Jessica McDonald is out and Chris O’Riley is in as president of BC Hydro, confirming days of speculation in which questions regarding her future at the Canadian utility swirled amidst a transition to New Democratic Party power in the province’s legislature.
O’Riley has served as BC Hydro’s deputy chief executive officer since February 2015, and has been a utility executive since 2007. His tenure at BC Hydro extends to 1990, with other experience in generation, customer care, capital projects and corporate risk.
The move follows the appointment of Kenneth G. Peterson as chair of BC Hydro’s board last Thursday by British Columbia Premier John Horgan, who, alongside other NDP leaders, was sworn into office July 18.
McDonald, who has been previously described by Horgan as a “Liberal partisan”, was named President and CEO of BC Hydro in June 2014 following the retirement of Charles Reid. She had previously served as a deputy minister to former premier Gordon Campbell, who was then the leader of BC’s Liberal Party.
“The Board wishes to express its sincere gratitude to Ms. McDonald for her exemplary leadership and dedicated service to BC Hydro and recognizes the profound impact her vision, innovative thinking and unwavering commitment to excellence has had, and will continue to have, on the company,” the utility said in a statement.
McDonald had been instrumental in championing the controversial 1,100-MW Site C hydropower project, which has been touted as a means of helping BC Hydro meet what it anticipates to be a 40% increase in power demand over the next two decades.
Site C has been a significant point of contention for the NDP, however, with Horgan advising BC Hydro to sign contracts associated with its construction with caution in a June letter, pending an independent review of the project by the British Columbia Utilities Commission.
Work on the project is well under way, however, with with construction of Site C’s main civil works having begun in June 2016.

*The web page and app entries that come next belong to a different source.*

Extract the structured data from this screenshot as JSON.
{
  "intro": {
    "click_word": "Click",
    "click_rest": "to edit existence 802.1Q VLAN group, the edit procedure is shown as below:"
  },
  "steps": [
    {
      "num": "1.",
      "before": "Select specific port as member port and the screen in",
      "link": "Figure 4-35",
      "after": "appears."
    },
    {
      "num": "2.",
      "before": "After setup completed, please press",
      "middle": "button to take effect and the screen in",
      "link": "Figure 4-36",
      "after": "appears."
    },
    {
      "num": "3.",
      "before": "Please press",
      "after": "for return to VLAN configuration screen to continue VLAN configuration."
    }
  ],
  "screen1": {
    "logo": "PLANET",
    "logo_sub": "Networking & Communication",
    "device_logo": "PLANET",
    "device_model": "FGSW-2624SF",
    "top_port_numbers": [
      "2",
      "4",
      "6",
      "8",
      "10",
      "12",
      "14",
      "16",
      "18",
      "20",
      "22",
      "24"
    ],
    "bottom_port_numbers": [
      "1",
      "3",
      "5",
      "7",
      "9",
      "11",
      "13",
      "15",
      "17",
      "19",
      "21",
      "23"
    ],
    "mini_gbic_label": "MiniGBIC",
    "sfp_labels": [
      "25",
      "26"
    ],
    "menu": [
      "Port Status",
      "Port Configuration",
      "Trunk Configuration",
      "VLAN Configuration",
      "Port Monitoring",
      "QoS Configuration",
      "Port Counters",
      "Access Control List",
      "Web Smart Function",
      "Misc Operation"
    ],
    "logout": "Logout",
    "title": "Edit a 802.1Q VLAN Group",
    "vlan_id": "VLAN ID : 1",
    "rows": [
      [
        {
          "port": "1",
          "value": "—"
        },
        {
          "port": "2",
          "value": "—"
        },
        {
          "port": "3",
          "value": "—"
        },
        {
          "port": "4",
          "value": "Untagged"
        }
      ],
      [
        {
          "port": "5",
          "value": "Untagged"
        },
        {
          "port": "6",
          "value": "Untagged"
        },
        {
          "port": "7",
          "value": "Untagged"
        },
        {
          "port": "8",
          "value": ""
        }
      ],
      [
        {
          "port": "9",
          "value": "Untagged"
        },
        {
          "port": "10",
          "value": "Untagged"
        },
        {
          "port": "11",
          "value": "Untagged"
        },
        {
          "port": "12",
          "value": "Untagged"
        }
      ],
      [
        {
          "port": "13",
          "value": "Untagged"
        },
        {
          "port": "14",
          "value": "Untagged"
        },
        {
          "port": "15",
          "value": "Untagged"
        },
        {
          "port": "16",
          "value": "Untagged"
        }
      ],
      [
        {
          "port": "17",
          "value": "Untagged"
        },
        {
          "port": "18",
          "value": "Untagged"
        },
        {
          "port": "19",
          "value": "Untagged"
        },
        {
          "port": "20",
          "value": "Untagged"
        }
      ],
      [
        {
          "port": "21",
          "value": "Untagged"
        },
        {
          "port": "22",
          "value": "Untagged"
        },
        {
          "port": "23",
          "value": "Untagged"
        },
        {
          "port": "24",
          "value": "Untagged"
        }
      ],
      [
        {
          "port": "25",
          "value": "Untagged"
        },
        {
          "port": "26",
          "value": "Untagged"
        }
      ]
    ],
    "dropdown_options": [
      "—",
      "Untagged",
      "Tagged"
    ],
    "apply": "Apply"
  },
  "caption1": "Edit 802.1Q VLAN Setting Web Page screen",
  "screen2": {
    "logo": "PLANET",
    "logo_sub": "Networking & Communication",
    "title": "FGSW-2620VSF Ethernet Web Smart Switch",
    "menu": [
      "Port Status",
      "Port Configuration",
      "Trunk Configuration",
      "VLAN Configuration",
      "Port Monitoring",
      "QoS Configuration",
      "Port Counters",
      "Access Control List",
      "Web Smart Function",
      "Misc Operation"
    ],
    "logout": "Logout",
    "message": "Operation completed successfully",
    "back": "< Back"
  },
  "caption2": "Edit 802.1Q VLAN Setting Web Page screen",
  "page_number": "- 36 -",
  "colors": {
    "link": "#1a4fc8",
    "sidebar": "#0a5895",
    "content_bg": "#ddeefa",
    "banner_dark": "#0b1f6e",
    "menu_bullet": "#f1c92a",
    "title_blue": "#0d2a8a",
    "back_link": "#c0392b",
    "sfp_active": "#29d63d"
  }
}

The complex was scheduled for completion in 2024, though McDonald said in June that delays and cost overruns could push Site C’s commissioning back by a year.